WHAT THE TASK ASKS.
Where the string "link" shows up in a line of the records, copy that line.
* * * *
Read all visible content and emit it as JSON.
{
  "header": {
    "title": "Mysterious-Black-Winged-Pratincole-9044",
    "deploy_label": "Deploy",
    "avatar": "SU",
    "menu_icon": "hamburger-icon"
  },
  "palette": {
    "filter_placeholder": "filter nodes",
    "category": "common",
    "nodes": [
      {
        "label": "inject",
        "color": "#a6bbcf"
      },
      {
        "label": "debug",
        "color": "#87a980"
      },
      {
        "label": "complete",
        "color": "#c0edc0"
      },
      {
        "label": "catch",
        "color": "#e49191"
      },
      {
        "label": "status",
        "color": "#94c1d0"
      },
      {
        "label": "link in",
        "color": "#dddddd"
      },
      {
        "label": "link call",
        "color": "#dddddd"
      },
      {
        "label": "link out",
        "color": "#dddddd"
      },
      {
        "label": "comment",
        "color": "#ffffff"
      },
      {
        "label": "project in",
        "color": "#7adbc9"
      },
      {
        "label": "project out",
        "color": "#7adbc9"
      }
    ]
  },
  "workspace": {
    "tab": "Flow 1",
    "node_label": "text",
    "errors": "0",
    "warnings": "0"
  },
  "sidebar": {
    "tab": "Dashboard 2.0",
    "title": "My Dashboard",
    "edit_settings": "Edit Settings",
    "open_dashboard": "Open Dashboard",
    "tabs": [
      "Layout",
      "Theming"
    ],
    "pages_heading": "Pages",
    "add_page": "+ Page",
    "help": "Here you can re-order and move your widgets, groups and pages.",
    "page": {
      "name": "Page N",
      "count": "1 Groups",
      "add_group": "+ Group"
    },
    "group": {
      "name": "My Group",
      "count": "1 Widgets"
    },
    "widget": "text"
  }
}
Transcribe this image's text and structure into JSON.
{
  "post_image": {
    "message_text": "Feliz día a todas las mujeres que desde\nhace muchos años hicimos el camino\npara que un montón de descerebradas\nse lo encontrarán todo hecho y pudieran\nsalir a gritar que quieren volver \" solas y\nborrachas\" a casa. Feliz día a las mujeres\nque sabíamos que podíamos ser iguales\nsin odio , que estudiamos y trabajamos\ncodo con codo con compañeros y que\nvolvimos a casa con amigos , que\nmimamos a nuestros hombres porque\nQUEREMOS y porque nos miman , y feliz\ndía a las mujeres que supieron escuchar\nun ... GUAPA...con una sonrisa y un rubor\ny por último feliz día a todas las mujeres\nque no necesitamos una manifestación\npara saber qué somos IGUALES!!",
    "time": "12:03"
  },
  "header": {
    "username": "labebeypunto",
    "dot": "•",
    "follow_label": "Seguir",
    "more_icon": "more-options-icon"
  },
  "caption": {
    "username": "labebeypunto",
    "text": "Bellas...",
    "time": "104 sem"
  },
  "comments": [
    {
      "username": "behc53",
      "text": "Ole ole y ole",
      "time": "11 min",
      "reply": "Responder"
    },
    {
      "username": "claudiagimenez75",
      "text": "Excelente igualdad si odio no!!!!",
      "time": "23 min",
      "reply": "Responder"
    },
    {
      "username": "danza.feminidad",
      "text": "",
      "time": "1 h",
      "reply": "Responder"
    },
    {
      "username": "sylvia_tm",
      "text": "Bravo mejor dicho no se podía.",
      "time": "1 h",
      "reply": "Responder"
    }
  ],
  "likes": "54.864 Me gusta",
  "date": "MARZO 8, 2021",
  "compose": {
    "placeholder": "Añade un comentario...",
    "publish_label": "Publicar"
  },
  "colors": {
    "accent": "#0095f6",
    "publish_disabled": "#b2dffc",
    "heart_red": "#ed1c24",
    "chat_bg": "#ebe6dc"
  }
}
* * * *
ANSWER FOR THE TASK.
        "label": "link in",
        "label": "link call",
        "label": "link out",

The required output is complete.